The poet Sterling Brown came on stage at the Kennedy Center's Terrace Theater to accept one of the first annual Mayor's Art Awards: "I was born in Washington in 1901. I've seen the growth of the arts in Washington, and in my own little way I helped nurse them along . . . I'm deeply grateful." He chuckled, grasping his award. "I think I've got a lot of people fooled -- but at my age I ain't givin' nothing back."

The audience howled and jumped to its feet applauding -- one of several times a standing ovation was the order of the evening for the awards presentation last night. Some of Washington's best-known and most fervent artists and art organization officials came to the stage to pick up their awards -- sculptures in clear plexiglass designed by Jeffrey Bigelow.

Twelve local arts figures and organizations were honored at the ceremonies sponsored by the Kennedy Center and the D.C. Commission on the Arts. The awards carry no cash stipend, but function as morale boosters for the local arts community, which is plagued by financial problems.

"When I first came on the commission," said Heidi Berry, vice chairman of the D.C. Commission on the Arts, who conceived the idea of the art awards, "we scheduled a series of meetings with former panelists [the experts who decide which grant applicants will get funds from the commission] to find out what was right and what was wrong with the commission. We heard the same refrain over and over: Local artists don't get enough funding and they get very little recognition. Well, we would never be able to give them a lot more money, but we could give them more recognition."

Winners included Melvin Deal of the African Heritage Drummers and Dancers. "We're living in a time now when artists more than ever are called upon to be more than just artists. There are children who think you can't make music with these instruments," he said, pointing to the silent instruments of the jazz combo in the background. "I go into schools and children say, 'Where's the switch?'"

There was an award for abstract painter Gene Davis ("I'm totally speechless") and another for Arena Stage founder Zelda Fichandler, accepted for her by her husband Tom. He told a story of their first theater building -- on Washington's "skid row," where the actors exited one side and ran around the block to make their entrance on the other side.

"Once we were doing 'Alice in Wonderland,'" said Fichandler, "and the actors were wearing these grotesque costumes. One night it was raining, and my job was to run around the block with an umbrella over the actor. Well, at one point we were running around -- you remember that neighborhood around Ninth and New York -- when two winos saw us. I don't think they've had a drink since."

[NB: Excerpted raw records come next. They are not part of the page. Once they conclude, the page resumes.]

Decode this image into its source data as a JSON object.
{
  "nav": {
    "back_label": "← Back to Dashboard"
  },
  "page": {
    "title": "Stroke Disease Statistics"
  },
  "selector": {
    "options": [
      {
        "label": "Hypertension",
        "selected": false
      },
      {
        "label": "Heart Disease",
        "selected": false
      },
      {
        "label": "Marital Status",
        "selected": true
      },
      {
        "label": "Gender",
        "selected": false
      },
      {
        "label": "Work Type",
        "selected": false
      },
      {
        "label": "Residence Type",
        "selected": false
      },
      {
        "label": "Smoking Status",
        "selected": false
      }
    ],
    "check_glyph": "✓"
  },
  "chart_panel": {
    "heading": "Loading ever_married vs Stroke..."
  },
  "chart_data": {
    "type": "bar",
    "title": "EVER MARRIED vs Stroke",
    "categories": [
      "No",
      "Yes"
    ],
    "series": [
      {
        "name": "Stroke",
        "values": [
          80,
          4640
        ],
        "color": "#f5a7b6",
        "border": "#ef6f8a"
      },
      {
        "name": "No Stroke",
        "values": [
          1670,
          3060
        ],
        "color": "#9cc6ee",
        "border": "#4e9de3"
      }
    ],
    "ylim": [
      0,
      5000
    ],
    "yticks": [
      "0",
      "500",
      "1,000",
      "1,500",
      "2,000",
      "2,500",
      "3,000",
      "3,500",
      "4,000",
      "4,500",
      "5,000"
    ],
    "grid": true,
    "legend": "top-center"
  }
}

Mayor Marion Barry and his wife, Effi, presented awards, and there were more than a few comments about the Monday evening hoax report that the mayor had been shot. "I have a message from Roger Stevens to Mayor Barry," said Lily Guest, chairman of the Friends of the Kennedy Center. Stevens did not attend because he is recuperating from heart surgery. "'Your Honor, I'm glad,' to quote from Mark Twain . . . 'that the reports of your death are greatly exaggerated.'"

TV newscasters Gordon Peterson and Renee Poussaint hosted the evening. Peterson talked about the arts in Washington and spoke about "the current mayor . . . and I'm glad to say he is the current mayor." Peterson, who read the special bulletin on Channel 9 Monday night saying Barry had been host, told the group that he was "embarrassed" about that. "I know the mayor is angry," said Peterson.

Barry, in his remarks, said, "I'd like to indicate how glad I am to be here. I won't say anything nasty about Gordon or Renee. This is our fun night. I'll wait until tomorrow."

Barry talked about how the arts have flourished in Washington. "I think the growth of the arts here is so great that some have proclaimed us the new Athens of the West," said Barry. "I'd prefer to call us the new Washington." He also pledged to keep arts funding going. "I've added money to the arts budget every year," he said, "and I plan to add more." a

The evening's ceremonies were interspersed with mellow jazz tunes from the Hilton Fenton Quartet and some strong dancing and singing.

A jury of local arts, business and civic leaders was assembled to judge the 388 entries. "Anybody could nominate anybody in any category," said Peggy Cooper Cafritz. "We felt it was important to open it up to the public."

The other award winners were:

David Lloyd Kreeger, for his patronage of a variety of organizations, including the Corcoran Gallery and the National Symphony Orchestra; Rev. Gilbert Hartke, who started the drama department at Catholic University; Franz Bader, one of the first gallery owners to sell local art; Roy Bryce-Laporte and Ralph Rinzler, both of the Smithsonian Institution and both involved with the annual folklife festivals, particularly with local cultural groups performing in them.

The jury also awarded sculptures to two organizations: The Bilingual Gala Hispanic Theatre and the Washington Project for the Arts, a pioneer in art downtown.

Joshua Taylor, recently deceased head of the National Museum of American Art, was presented a special award posthumously for his work in the city.

In addition to the Mayor's Art Awards, the 1981 Cultural Alliance Community Service Award was presented posthumously to local musician Tony Taylor.